- [Problem to work on]: Among the entries below, find the lines with "avatar" and copy them.
··· Source material
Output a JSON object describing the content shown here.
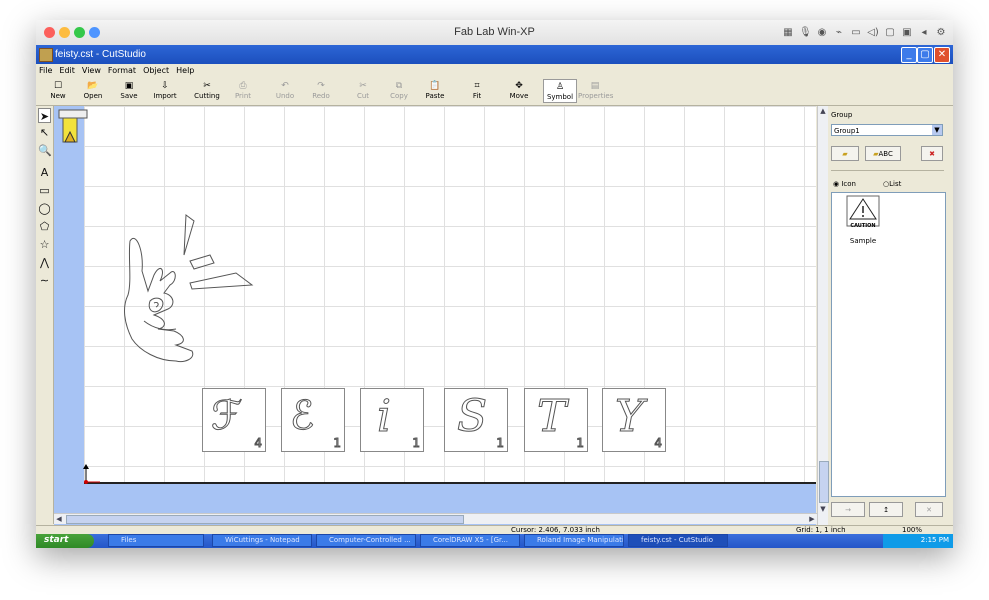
{
  "mac": {
    "title": "Fab Lab Win-XP",
    "dots": [
      "#fc605c",
      "#fdbc40",
      "#34c84a",
      "#4e95ff"
    ]
  },
  "window": {
    "title": "feisty.cst - CutStudio"
  },
  "menu": [
    "File",
    "Edit",
    "View",
    "Format",
    "Object",
    "Help"
  ],
  "toolbar": [
    {
      "label": "New",
      "icon": "☐",
      "enabled": true
    },
    {
      "label": "Open",
      "icon": "📂",
      "enabled": true
    },
    {
      "label": "Save",
      "icon": "▣",
      "enabled": true
    },
    {
      "label": "Import",
      "icon": "⇩",
      "enabled": true
    },
    {
      "label": "Cutting",
      "icon": "✂",
      "enabled": true
    },
    {
      "label": "Print",
      "icon": "⎙",
      "enabled": false
    },
    {
      "label": "Undo",
      "icon": "↶",
      "enabled": false
    },
    {
      "label": "Redo",
      "icon": "↷",
      "enabled": false
    },
    {
      "label": "Cut",
      "icon": "✂",
      "enabled": false
    },
    {
      "label": "Copy",
      "icon": "⧉",
      "enabled": false
    },
    {
      "label": "Paste",
      "icon": "📋",
      "enabled": true
    },
    {
      "label": "Fit",
      "icon": "⌗",
      "enabled": true
    },
    {
      "label": "Move",
      "icon": "✥",
      "enabled": true
    },
    {
      "label": "Symbol",
      "icon": "♙",
      "enabled": true,
      "active": true
    },
    {
      "label": "Properties",
      "icon": "▤",
      "enabled": false
    }
  ],
  "tools": [
    "➤",
    "↖",
    "🔍",
    "A",
    "▭",
    "◯",
    "⬠",
    "☆",
    "⋀",
    "∼"
  ],
  "panel": {
    "group_label": "Group",
    "group_value": "Group1",
    "abc_label": "ABC",
    "radio_icon": "Icon",
    "radio_list": "List",
    "symbol_caption": "CAUTION",
    "symbol_name": "Sample"
  },
  "letters": [
    {
      "glyph": "ℱ",
      "num": "4"
    },
    {
      "glyph": "ℰ",
      "num": "1"
    },
    {
      "glyph": "i",
      "num": "1"
    },
    {
      "glyph": "S",
      "num": "1"
    },
    {
      "glyph": "T",
      "num": "1"
    },
    {
      "glyph": "Y",
      "num": "4"
    }
  ],
  "status": {
    "cursor": "Cursor: 2.406, 7.033 inch",
    "grid": "Grid: 1, 1 inch",
    "zoom": "100%"
  },
  "taskbar": {
    "start": "start",
    "tasks": [
      "Files",
      "WiCuttings - Notepad",
      "Computer-Controlled ...",
      "CorelDRAW X5 - [Gr...",
      "Roland Image Manipulati...",
      "feisty.cst - CutStudio"
    ],
    "clock": "2:15 PM"
  }
}
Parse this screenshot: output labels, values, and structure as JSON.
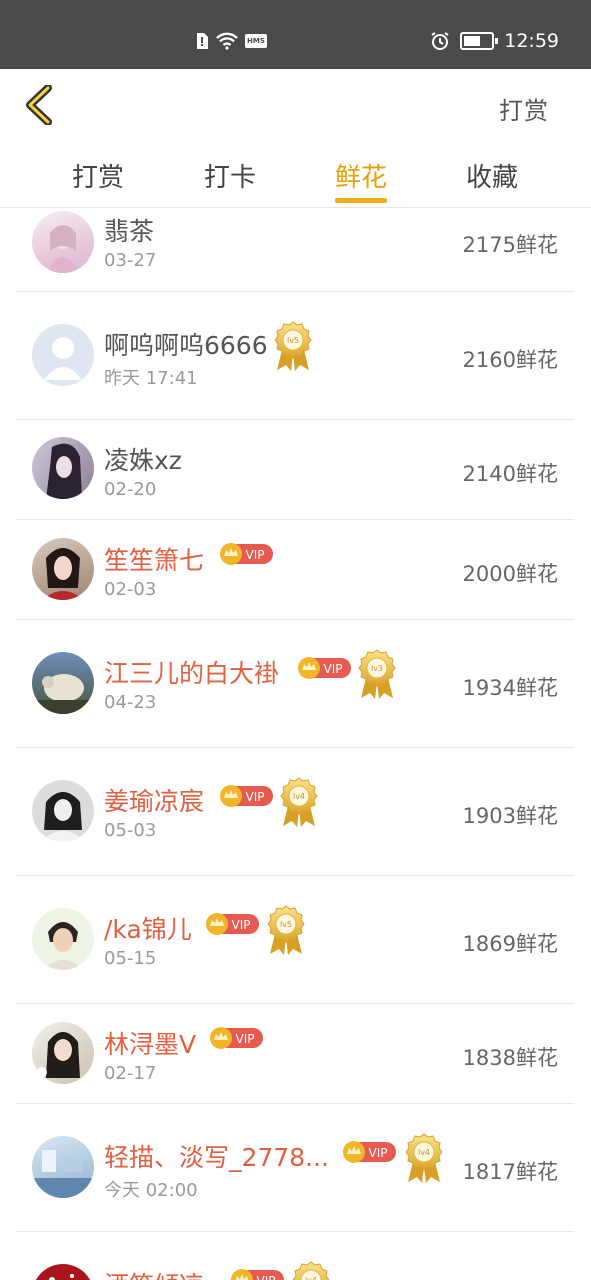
{
  "status_bar": {
    "time": "12:59",
    "hms_label": "HMS"
  },
  "header": {
    "back_icon": "chevron-left-icon",
    "right_action": "打赏"
  },
  "tabs": [
    {
      "label": "打赏",
      "active": false
    },
    {
      "label": "打卡",
      "active": false
    },
    {
      "label": "鲜花",
      "active": true
    },
    {
      "label": "收藏",
      "active": false
    }
  ],
  "colors": {
    "accent": "#f0ad17",
    "vip_name": "#e06040",
    "vip_badge": "#e65a4f",
    "status_bar": "#4a4a4a"
  },
  "vip_label": "VIP",
  "list": [
    {
      "name": "翡茶",
      "date": "03-27",
      "amount": "2175鲜花",
      "vip": false,
      "level": "",
      "avatar": "anime-girl"
    },
    {
      "name": "啊呜啊呜6666",
      "date": "昨天 17:41",
      "amount": "2160鲜花",
      "vip": false,
      "level": "lv5",
      "avatar": "default-user"
    },
    {
      "name": "凌姝xz",
      "date": "02-20",
      "amount": "2140鲜花",
      "vip": false,
      "level": "",
      "avatar": "dark-hair"
    },
    {
      "name": "笙笙箫七",
      "date": "02-03",
      "amount": "2000鲜花",
      "vip": true,
      "level": "",
      "avatar": "costume-girl"
    },
    {
      "name": "江三儿的白大褂",
      "date": "04-23",
      "amount": "1934鲜花",
      "vip": true,
      "level": "lv3",
      "avatar": "sheep"
    },
    {
      "name": "姜瑜凉宸",
      "date": "05-03",
      "amount": "1903鲜花",
      "vip": true,
      "level": "lv4",
      "avatar": "bw-girl"
    },
    {
      "name": "/ka锦儿",
      "date": "05-15",
      "amount": "1869鲜花",
      "vip": true,
      "level": "lv5",
      "avatar": "short-hair"
    },
    {
      "name": "林浔墨V",
      "date": "02-17",
      "amount": "1838鲜花",
      "vip": true,
      "level": "",
      "avatar": "photo-girl"
    },
    {
      "name": "轻描、淡写_2778...",
      "date": "今天 02:00",
      "amount": "1817鲜花",
      "vip": true,
      "level": "lv4",
      "avatar": "blue-scene"
    },
    {
      "name": "洒笑倾凉",
      "date": "",
      "amount": "",
      "vip": true,
      "level": "lv4",
      "avatar": "red-flower"
    }
  ]
}
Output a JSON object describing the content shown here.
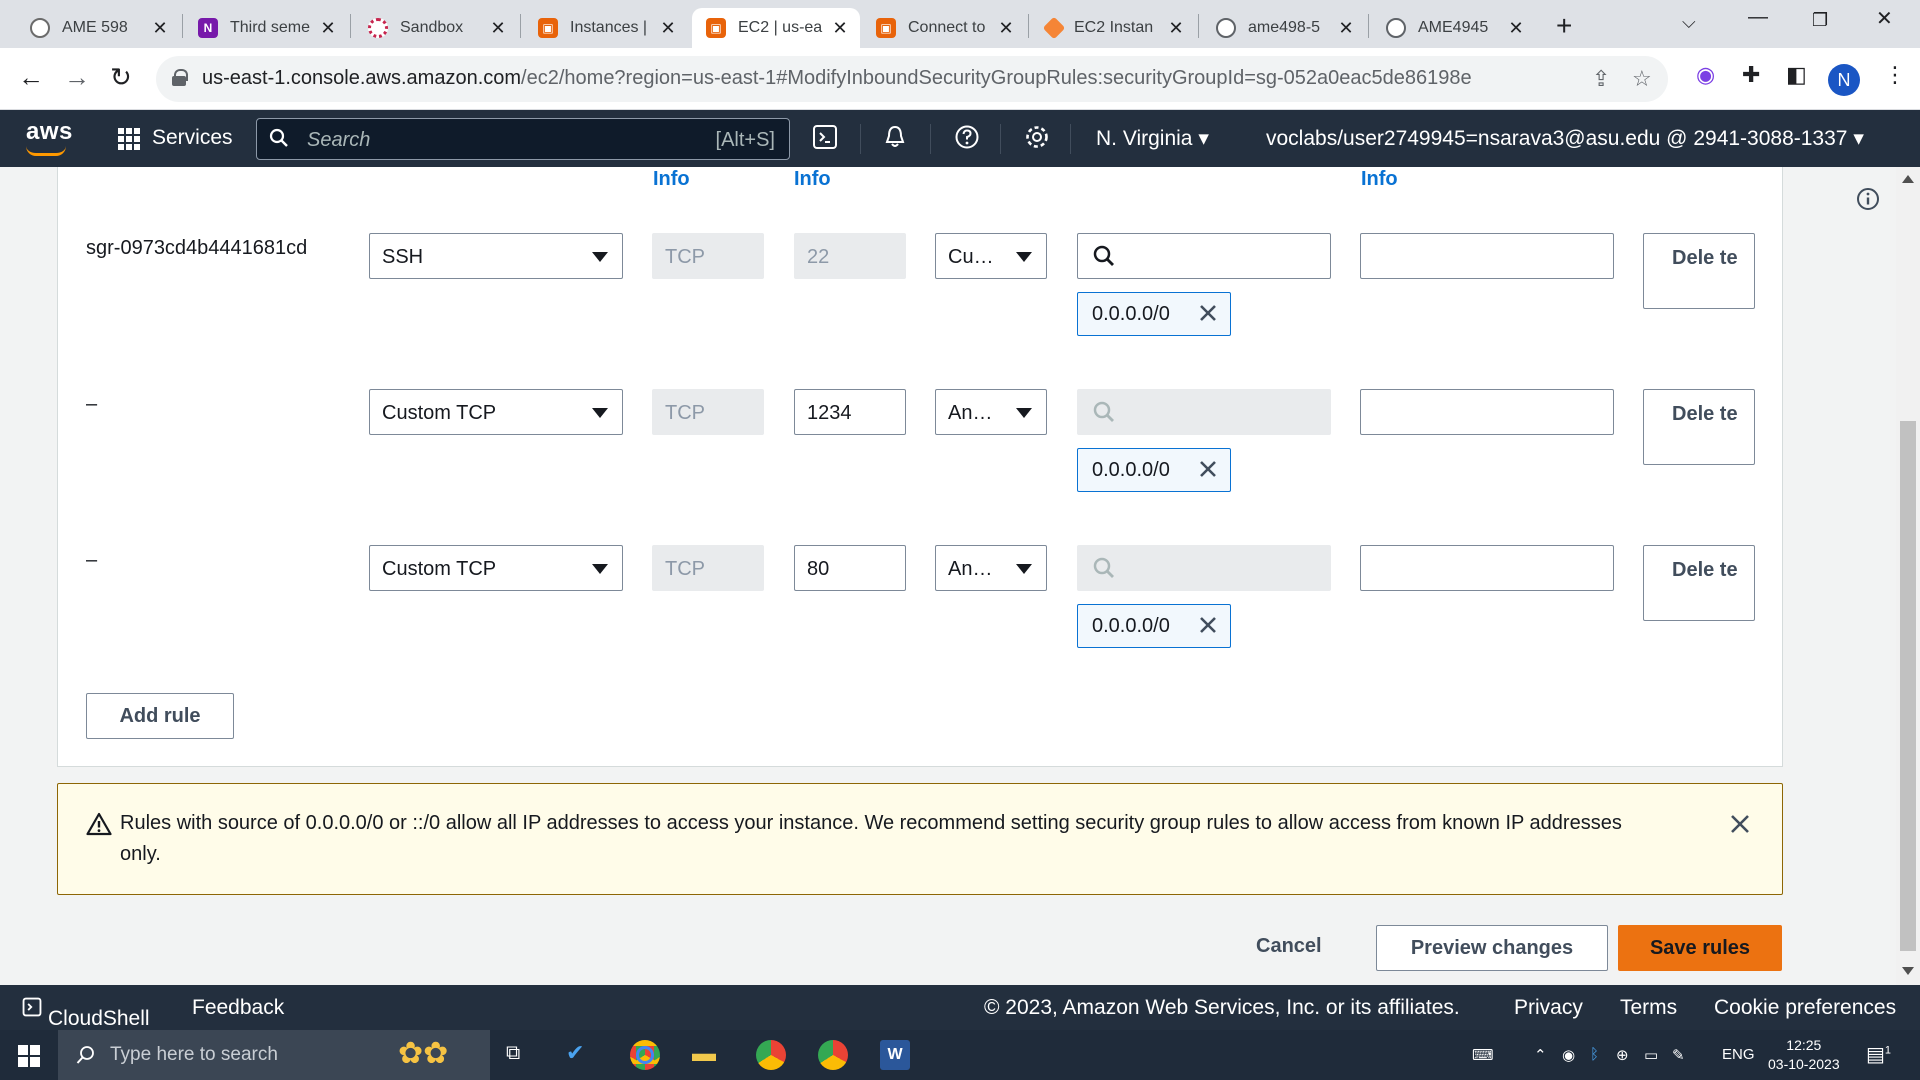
{
  "browser": {
    "tabs": [
      {
        "title": "AME 598",
        "favicon": "chatgpt-icon"
      },
      {
        "title": "Third seme",
        "favicon": "onenote-icon"
      },
      {
        "title": "Sandbox",
        "favicon": "sandbox-icon"
      },
      {
        "title": "Instances |",
        "favicon": "aws-ec2-icon"
      },
      {
        "title": "EC2 | us-ea",
        "favicon": "aws-ec2-icon",
        "active": true
      },
      {
        "title": "Connect to",
        "favicon": "aws-ec2-icon"
      },
      {
        "title": "EC2 Instan",
        "favicon": "aws-box-icon"
      },
      {
        "title": "ame498-5",
        "favicon": "github-icon"
      },
      {
        "title": "AME4945",
        "favicon": "github-icon"
      }
    ],
    "url_host": "us-east-1.console.aws.amazon.com",
    "url_path": "/ec2/home?region=us-east-1#ModifyInboundSecurityGroupRules:securityGroupId=sg-052a0eac5de86198e",
    "profile_initial": "N"
  },
  "awsnav": {
    "logo": "aws",
    "services": "Services",
    "search_placeholder": "Search",
    "search_shortcut": "[Alt+S]",
    "region": "N. Virginia",
    "account": "voclabs/user2749945=nsarava3@asu.edu @ 2941-3088-1337"
  },
  "rules_header": {
    "info_labels": [
      "Info",
      "Info",
      "Info"
    ]
  },
  "rules": [
    {
      "id": "sgr-0973cd4b4441681cd",
      "type": "SSH",
      "protocol": "TCP",
      "port": "22",
      "port_disabled": true,
      "source_type": "Cu…",
      "search_disabled": false,
      "cidr": "0.0.0.0/0",
      "description": "",
      "delete_label": "Dele te"
    },
    {
      "id": "–",
      "type": "Custom TCP",
      "protocol": "TCP",
      "port": "1234",
      "port_disabled": false,
      "source_type": "An…",
      "search_disabled": true,
      "cidr": "0.0.0.0/0",
      "description": "",
      "delete_label": "Dele te"
    },
    {
      "id": "–",
      "type": "Custom TCP",
      "protocol": "TCP",
      "port": "80",
      "port_disabled": false,
      "source_type": "An…",
      "search_disabled": true,
      "cidr": "0.0.0.0/0",
      "description": "",
      "delete_label": "Dele te"
    }
  ],
  "add_rule_label": "Add rule",
  "warning": {
    "text": "Rules with source of 0.0.0.0/0 or ::/0 allow all IP addresses to access your instance. We recommend setting security group rules to allow access from known IP addresses only."
  },
  "actions": {
    "cancel": "Cancel",
    "preview": "Preview changes",
    "save": "Save rules"
  },
  "footer": {
    "cloudshell": "CloudShell",
    "feedback": "Feedback",
    "copyright": "© 2023, Amazon Web Services, Inc. or its affiliates.",
    "privacy": "Privacy",
    "terms": "Terms",
    "cookies": "Cookie preferences"
  },
  "taskbar": {
    "search_placeholder": "Type here to search",
    "lang": "ENG",
    "time": "12:25",
    "date": "03-10-2023",
    "notification_count": "1"
  },
  "colors": {
    "aws_nav": "#232f3e",
    "link_blue": "#0972d3",
    "primary_orange": "#ec7211",
    "warning_bg": "#fffce9"
  }
}
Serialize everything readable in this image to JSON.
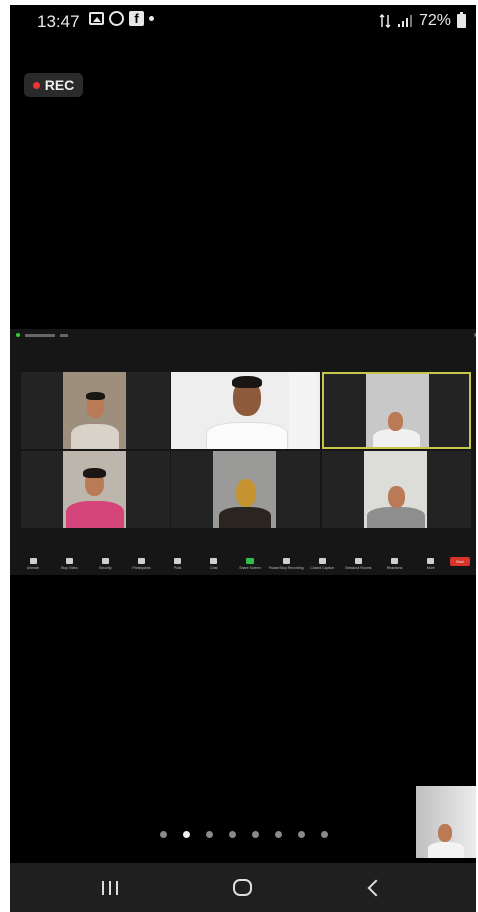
{
  "status_bar": {
    "time": "13:47",
    "battery": "72%",
    "icons": [
      "gallery-icon",
      "whatsapp-icon",
      "facebook-icon",
      "notification-dot-icon",
      "data-arrows-icon",
      "signal-icon",
      "battery-icon"
    ]
  },
  "recording": {
    "label": "REC",
    "color": "#e33333"
  },
  "meeting": {
    "active_border_color": "#c6c74a",
    "toolbar": {
      "items": [
        "Unmute",
        "Stop Video",
        "Security",
        "Participants",
        "Polls",
        "Chat",
        "Share Screen",
        "Pause/Stop Recording",
        "Closed Caption",
        "Breakout Rooms",
        "Reactions",
        "More"
      ],
      "end_label": "End",
      "participants_count": "17"
    }
  },
  "pager": {
    "count": 8,
    "active_index": 1
  },
  "colors": {
    "end": "#d9342b",
    "share": "#2fbf4a"
  }
}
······
- [Exercise answer]:
      "avatar": "anime-girl"
      "avatar": "default-user"
      "avatar": "dark-hair"
      "avatar": "costume-girl"
      "avatar": "sheep"
      "avatar": "bw-girl"
      "avatar": "short-hair"
      "avatar": "photo-girl"
      "avatar": "blue-scene"
      "avatar": "red-flower"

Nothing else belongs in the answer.